This was the early '90s in San Francisco, and everywhere people were dying of AIDS and drug addiction and suicide and some of the dead were among us, just like us, just trying to survive. Others were more in the distance, the elders we barely got to know except through their loss. We went crazy and cried a lot, or went crazy and stopped crying, or just went crazy. We talked about surviving rape and childhood; we organized potlucks and office takeovers; we fought for syringe distribution and universal healthcare; we fought against police brutality, gentrification and prison; we fought one another.
Occasionally, we won. Our heroes were the writers whose books we exchanged with lightning speed, queer writers who showed us there was maybe a little bit of hope in a world of loss: David Wojnarowicz and Dorothy Allison and Cherrie Moraga, Sapphire and Leslie Feinberg and Monique Wittig. Oh -- and The Courage to Heal, definitely The Courage to Heal.
We were huddled and dreaming outside of the status quo, but still we were gentrifiers -- we knew that. Some of us had grown up rich and more of us poor, but we could see the way that queer freaks and artists and activists and sluts made the Mission a safer place for the yuppies we despised. We had crazy hair and strange piercings and facial tattoos, but still we were mostly white and young and hip, even if we would have denied the young and hip part. We brought the trendy restaurants and boutiques that we gazed at with anguish and disgust, the partying suburbanites we scorned -- it was our fault that clueless white people now saw the Mission not just as a high-crime Latino neighborhood or only a place for thugs and welfare cheats and crack addicts on disability. We were the beginning of the end and we didn't know what to do because we'd just found the beginning.
On another note, I'm absolutely thrilled that I finished my new anthology, Nobody Passes: Rejecting the Rules of Gender and Conformity, and it's brilliant!

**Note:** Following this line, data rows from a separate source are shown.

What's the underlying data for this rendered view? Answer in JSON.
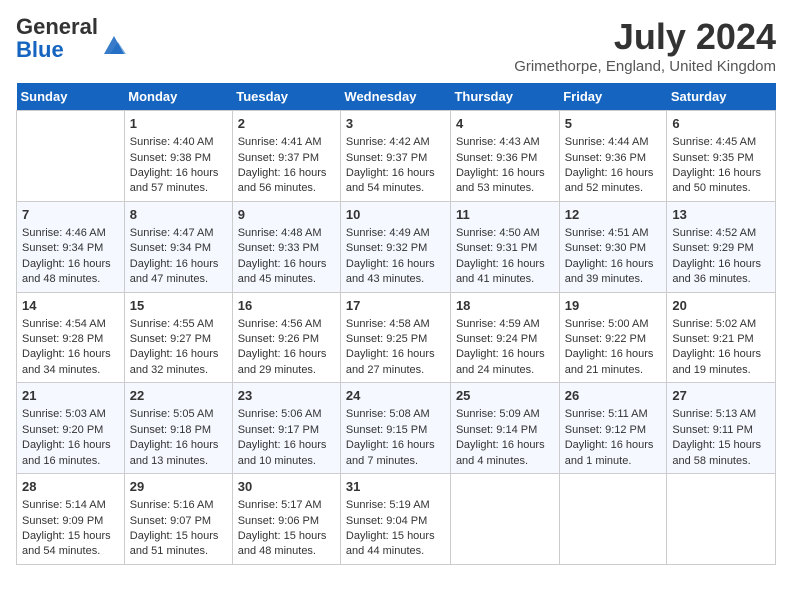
{
  "logo": {
    "general": "General",
    "blue": "Blue"
  },
  "title": "July 2024",
  "location": "Grimethorpe, England, United Kingdom",
  "days_of_week": [
    "Sunday",
    "Monday",
    "Tuesday",
    "Wednesday",
    "Thursday",
    "Friday",
    "Saturday"
  ],
  "weeks": [
    [
      {
        "day": "",
        "content": ""
      },
      {
        "day": "1",
        "content": "Sunrise: 4:40 AM\nSunset: 9:38 PM\nDaylight: 16 hours\nand 57 minutes."
      },
      {
        "day": "2",
        "content": "Sunrise: 4:41 AM\nSunset: 9:37 PM\nDaylight: 16 hours\nand 56 minutes."
      },
      {
        "day": "3",
        "content": "Sunrise: 4:42 AM\nSunset: 9:37 PM\nDaylight: 16 hours\nand 54 minutes."
      },
      {
        "day": "4",
        "content": "Sunrise: 4:43 AM\nSunset: 9:36 PM\nDaylight: 16 hours\nand 53 minutes."
      },
      {
        "day": "5",
        "content": "Sunrise: 4:44 AM\nSunset: 9:36 PM\nDaylight: 16 hours\nand 52 minutes."
      },
      {
        "day": "6",
        "content": "Sunrise: 4:45 AM\nSunset: 9:35 PM\nDaylight: 16 hours\nand 50 minutes."
      }
    ],
    [
      {
        "day": "7",
        "content": "Sunrise: 4:46 AM\nSunset: 9:34 PM\nDaylight: 16 hours\nand 48 minutes."
      },
      {
        "day": "8",
        "content": "Sunrise: 4:47 AM\nSunset: 9:34 PM\nDaylight: 16 hours\nand 47 minutes."
      },
      {
        "day": "9",
        "content": "Sunrise: 4:48 AM\nSunset: 9:33 PM\nDaylight: 16 hours\nand 45 minutes."
      },
      {
        "day": "10",
        "content": "Sunrise: 4:49 AM\nSunset: 9:32 PM\nDaylight: 16 hours\nand 43 minutes."
      },
      {
        "day": "11",
        "content": "Sunrise: 4:50 AM\nSunset: 9:31 PM\nDaylight: 16 hours\nand 41 minutes."
      },
      {
        "day": "12",
        "content": "Sunrise: 4:51 AM\nSunset: 9:30 PM\nDaylight: 16 hours\nand 39 minutes."
      },
      {
        "day": "13",
        "content": "Sunrise: 4:52 AM\nSunset: 9:29 PM\nDaylight: 16 hours\nand 36 minutes."
      }
    ],
    [
      {
        "day": "14",
        "content": "Sunrise: 4:54 AM\nSunset: 9:28 PM\nDaylight: 16 hours\nand 34 minutes."
      },
      {
        "day": "15",
        "content": "Sunrise: 4:55 AM\nSunset: 9:27 PM\nDaylight: 16 hours\nand 32 minutes."
      },
      {
        "day": "16",
        "content": "Sunrise: 4:56 AM\nSunset: 9:26 PM\nDaylight: 16 hours\nand 29 minutes."
      },
      {
        "day": "17",
        "content": "Sunrise: 4:58 AM\nSunset: 9:25 PM\nDaylight: 16 hours\nand 27 minutes."
      },
      {
        "day": "18",
        "content": "Sunrise: 4:59 AM\nSunset: 9:24 PM\nDaylight: 16 hours\nand 24 minutes."
      },
      {
        "day": "19",
        "content": "Sunrise: 5:00 AM\nSunset: 9:22 PM\nDaylight: 16 hours\nand 21 minutes."
      },
      {
        "day": "20",
        "content": "Sunrise: 5:02 AM\nSunset: 9:21 PM\nDaylight: 16 hours\nand 19 minutes."
      }
    ],
    [
      {
        "day": "21",
        "content": "Sunrise: 5:03 AM\nSunset: 9:20 PM\nDaylight: 16 hours\nand 16 minutes."
      },
      {
        "day": "22",
        "content": "Sunrise: 5:05 AM\nSunset: 9:18 PM\nDaylight: 16 hours\nand 13 minutes."
      },
      {
        "day": "23",
        "content": "Sunrise: 5:06 AM\nSunset: 9:17 PM\nDaylight: 16 hours\nand 10 minutes."
      },
      {
        "day": "24",
        "content": "Sunrise: 5:08 AM\nSunset: 9:15 PM\nDaylight: 16 hours\nand 7 minutes."
      },
      {
        "day": "25",
        "content": "Sunrise: 5:09 AM\nSunset: 9:14 PM\nDaylight: 16 hours\nand 4 minutes."
      },
      {
        "day": "26",
        "content": "Sunrise: 5:11 AM\nSunset: 9:12 PM\nDaylight: 16 hours\nand 1 minute."
      },
      {
        "day": "27",
        "content": "Sunrise: 5:13 AM\nSunset: 9:11 PM\nDaylight: 15 hours\nand 58 minutes."
      }
    ],
    [
      {
        "day": "28",
        "content": "Sunrise: 5:14 AM\nSunset: 9:09 PM\nDaylight: 15 hours\nand 54 minutes."
      },
      {
        "day": "29",
        "content": "Sunrise: 5:16 AM\nSunset: 9:07 PM\nDaylight: 15 hours\nand 51 minutes."
      },
      {
        "day": "30",
        "content": "Sunrise: 5:17 AM\nSunset: 9:06 PM\nDaylight: 15 hours\nand 48 minutes."
      },
      {
        "day": "31",
        "content": "Sunrise: 5:19 AM\nSunset: 9:04 PM\nDaylight: 15 hours\nand 44 minutes."
      },
      {
        "day": "",
        "content": ""
      },
      {
        "day": "",
        "content": ""
      },
      {
        "day": "",
        "content": ""
      }
    ]
  ]
}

After much arguing with the publisher, I did not end up having to cut anything that I didn't want to. The book will be out in January, but I'll give you way more information before then.